Gravitational waves from coalescing neutron stars encode information about nuclear matter at extreme densities, inaccessible by laboratory experiments. The late inspiral is influenced by the presence of tides, which depend on the neutron star equation of state. Neutron star mergers are expected to often produce rapidly rotating remnant neutron stars that emit gravitational waves. These will provide clues to the extremely hot post-merger environment. This signature of nuclear matter in gravitational waves contains most information in the 2–4 kHz frequency band, which is outside of the most sensitive band of current detectors.
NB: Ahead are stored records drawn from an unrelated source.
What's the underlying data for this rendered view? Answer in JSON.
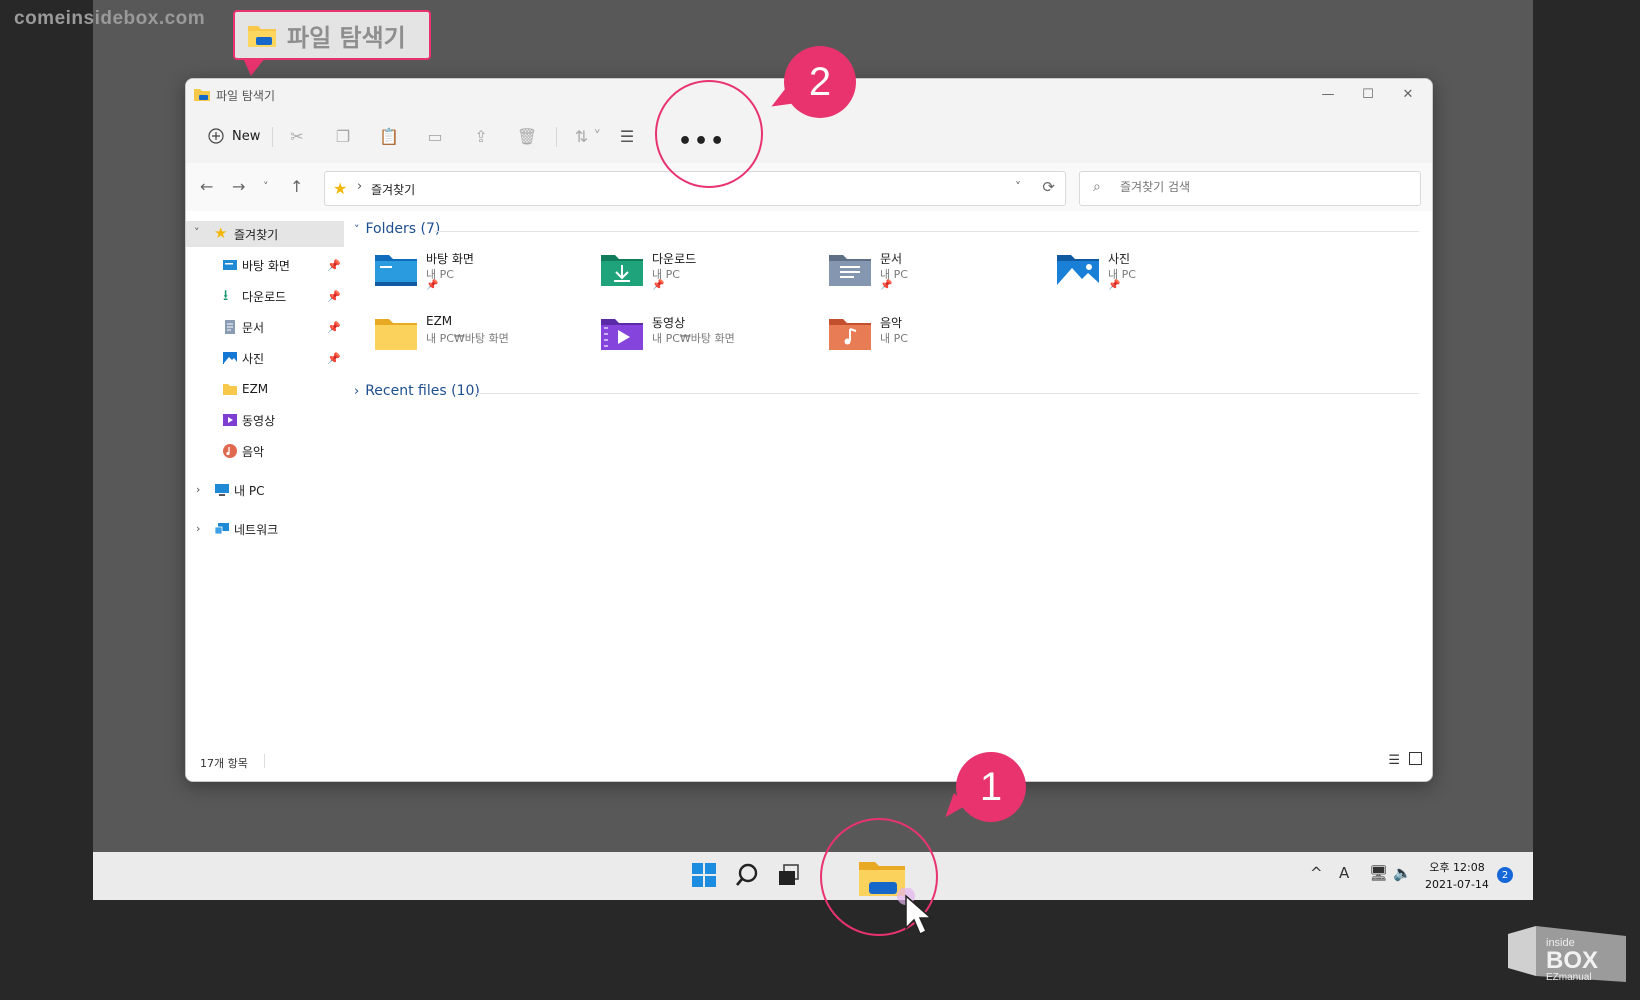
{
  "watermark": "comeinsidebox.com",
  "callout": {
    "title": "파일 탐색기"
  },
  "window": {
    "title": "파일 탐색기",
    "controls": {
      "minimize": "—",
      "maximize": "☐",
      "close": "✕"
    }
  },
  "toolbar": {
    "new_label": "New",
    "more_label": "•••"
  },
  "address": {
    "path": "즐겨찾기",
    "search_placeholder": "즐겨찾기 검색"
  },
  "sidebar": {
    "favorites": "즐겨찾기",
    "items": [
      {
        "label": "바탕 화면",
        "pinned": true,
        "icon": "desktop-folder-icon"
      },
      {
        "label": "다운로드",
        "pinned": true,
        "icon": "download-folder-icon"
      },
      {
        "label": "문서",
        "pinned": true,
        "icon": "documents-folder-icon"
      },
      {
        "label": "사진",
        "pinned": true,
        "icon": "pictures-folder-icon"
      },
      {
        "label": "EZM",
        "pinned": false,
        "icon": "folder-icon"
      },
      {
        "label": "동영상",
        "pinned": false,
        "icon": "videos-folder-icon"
      },
      {
        "label": "음악",
        "pinned": false,
        "icon": "music-folder-icon"
      }
    ],
    "this_pc": "내 PC",
    "network": "네트워크"
  },
  "content": {
    "folders_header": "Folders (7)",
    "recent_header": "Recent files (10)",
    "folders": [
      {
        "name": "바탕 화면",
        "location": "내 PC",
        "pinned": true
      },
      {
        "name": "다운로드",
        "location": "내 PC",
        "pinned": true
      },
      {
        "name": "문서",
        "location": "내 PC",
        "pinned": true
      },
      {
        "name": "사진",
        "location": "내 PC",
        "pinned": true
      },
      {
        "name": "EZM",
        "location": "내 PC₩바탕 화면",
        "pinned": false
      },
      {
        "name": "동영상",
        "location": "내 PC₩바탕 화면",
        "pinned": false
      },
      {
        "name": "음악",
        "location": "내 PC",
        "pinned": false
      }
    ]
  },
  "status": {
    "item_count": "17개 항목"
  },
  "taskbar": {
    "time": "오후 12:08",
    "date": "2021-07-14",
    "notifications": "2",
    "ime": "A"
  },
  "annotations": {
    "step1": "1",
    "step2": "2"
  },
  "logo": {
    "text": "inside BOX EZmanual"
  },
  "colors": {
    "accent": "#e8336f",
    "folder_yellow": "#f8c84a",
    "link_blue": "#1e4f8f"
  }
}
We present the design concept and science case for a Neutron Star Extreme Matter Observatory (NEMO): a gravitational-wave interferometer optimised to study nuclear physics with merging neutron stars. The concept uses high-circulating laser power, quantum squeezing, and a detector topology specifically designed to achieve the high-frequency sensitivity necessary to probe nuclear matter using gravitational waves. Above 1 kHz, the proposed strain sensitivity is comparable to full third-generation detectors at a fraction of the cost. Such sensitivity changes expected event rates for detection of post-merger remnants from approximately one per few decades with two A+ detectors to a few per year and potentially allow for the first gravitational-wave observations of supernovae, isolated neutron stars, and other exotica.
I have argued that media ethics is not antithetical to the freedom to publish. Media ethics recognizes freedom as a necessary condition of a democratic press. Without freedom, a robust journalism cannot exist. Yet media ethics also values how that freedom is used. The last chapter considers one way that media freedom should be used – to promote dialogic democracy. Dialogic democracy is the ultimate aim of responsible news media.